Unified services simplify integration and governance

This is why a system that can offer a wide range of ways to work with data can be valuable: it can lower the barrier to getting these different mechanisms to work together.

Synapse offers hosted SQL Data Warehouse. It also has a serverless mode, enabling you to run SQL queries directly over files in a data lake. (So if you have a collection of CSV or Parquet files, you can run a SQL query directly over them without needing to load them into a database first.) And its not all about SQL. Synapse offers hosted Spark clusters. It has a native Notebook system supporting Python, Scala, F#, or C#. Synapse also offers a powerful integration mechanism, pipelines (an evolution of ADF), to orchestrate the use of its many features. By helping you move easily from an experimental, investigative mode to automation, pipelines minimize the friction encountered in taking the insights that emerge from data science investigations, and operationalizing them to drive automated processes that translate those insights into practical value. As well as tying together all of Synapse’s native capabilities, pipelines can also integrate with external services including older services such as Hive or Data Lake Analytics, enabling new Synapse-based solutions to benefit from existing investments. It can also integrate with other external services such as Azure Functions, Azure Cognitive Search, or Machine Learning. Furthermore, the integration between Synapse and Azure Purview means you also get a data governance solution that will be able to cover your whole process.

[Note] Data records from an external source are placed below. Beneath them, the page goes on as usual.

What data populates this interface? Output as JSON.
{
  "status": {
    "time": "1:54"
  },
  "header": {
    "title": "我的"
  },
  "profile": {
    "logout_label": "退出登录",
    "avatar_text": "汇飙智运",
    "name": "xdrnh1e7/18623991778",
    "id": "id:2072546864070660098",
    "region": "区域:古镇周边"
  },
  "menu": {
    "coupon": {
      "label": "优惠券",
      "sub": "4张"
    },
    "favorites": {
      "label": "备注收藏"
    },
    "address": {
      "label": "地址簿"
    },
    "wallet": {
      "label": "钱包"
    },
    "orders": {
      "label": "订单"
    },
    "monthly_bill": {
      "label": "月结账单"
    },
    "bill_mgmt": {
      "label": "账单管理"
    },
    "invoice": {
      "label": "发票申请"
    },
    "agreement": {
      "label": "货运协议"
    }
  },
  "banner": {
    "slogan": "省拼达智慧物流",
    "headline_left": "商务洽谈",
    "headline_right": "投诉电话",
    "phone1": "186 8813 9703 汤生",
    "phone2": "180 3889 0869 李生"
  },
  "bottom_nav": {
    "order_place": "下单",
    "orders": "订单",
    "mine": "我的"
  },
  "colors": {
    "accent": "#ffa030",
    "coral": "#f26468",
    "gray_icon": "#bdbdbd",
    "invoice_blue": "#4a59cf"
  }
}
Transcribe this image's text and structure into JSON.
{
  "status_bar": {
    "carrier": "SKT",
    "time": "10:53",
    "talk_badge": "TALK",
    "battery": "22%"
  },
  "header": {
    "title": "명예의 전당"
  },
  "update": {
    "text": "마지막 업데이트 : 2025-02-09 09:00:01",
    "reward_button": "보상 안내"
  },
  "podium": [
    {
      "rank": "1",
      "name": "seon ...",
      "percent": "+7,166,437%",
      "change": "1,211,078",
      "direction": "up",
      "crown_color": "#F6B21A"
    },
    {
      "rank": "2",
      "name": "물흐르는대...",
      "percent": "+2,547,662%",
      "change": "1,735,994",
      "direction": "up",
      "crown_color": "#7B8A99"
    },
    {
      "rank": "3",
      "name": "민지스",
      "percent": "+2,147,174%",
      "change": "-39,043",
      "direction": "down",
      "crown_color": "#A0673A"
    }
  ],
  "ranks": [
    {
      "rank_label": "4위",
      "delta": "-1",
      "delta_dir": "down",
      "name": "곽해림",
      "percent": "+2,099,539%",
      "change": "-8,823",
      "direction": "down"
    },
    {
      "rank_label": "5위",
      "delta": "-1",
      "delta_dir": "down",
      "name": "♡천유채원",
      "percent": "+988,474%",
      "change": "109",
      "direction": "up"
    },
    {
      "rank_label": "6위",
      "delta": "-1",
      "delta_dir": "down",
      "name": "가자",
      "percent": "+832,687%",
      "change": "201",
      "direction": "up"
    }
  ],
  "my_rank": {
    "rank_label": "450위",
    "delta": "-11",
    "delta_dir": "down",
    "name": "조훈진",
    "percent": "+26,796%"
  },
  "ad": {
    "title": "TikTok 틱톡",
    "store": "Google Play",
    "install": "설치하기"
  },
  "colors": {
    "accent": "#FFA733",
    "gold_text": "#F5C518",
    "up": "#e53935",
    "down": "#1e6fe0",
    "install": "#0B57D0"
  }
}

No silver bullet...but

Many customers come to us asking for a silver bullet for their data and analytics needs. While we don't think that's possible in such a complicated and nuanced space, we do believe Synapse is like a Swiss Army Knife that contains all the tools you need in one package. By providing a unified environment and toolset, Synapse ensures that all the various moving parts already fit together, enabling you to focus on the applications-specific aspects of the task.

For more from Ian on data services, see his talks from this year's SQLBits on Data Exploration & Experimentation with Notebooks in Azure and Navigating the Bewildering Array of Data Services in Azure

Ian Griffiths

Technical Fellow I

Ian Griffiths

Ian has worked in various aspects of computing, including computer networking, embedded real-time systems, broadcast television systems, medical imaging, and all forms of cloud computing. Ian is a Technical Fellow at endjin, and Microsoft MVP in Developer Technologies. He is the author of O'Reilly's Programming C# 10.0, and has written Pluralsight courses on WPF (and here) and the TPL. He's a maintainer of Reactive Extensions for .NET, Reaqtor, and endjin's 50+ open source projects. Technology brings him joy.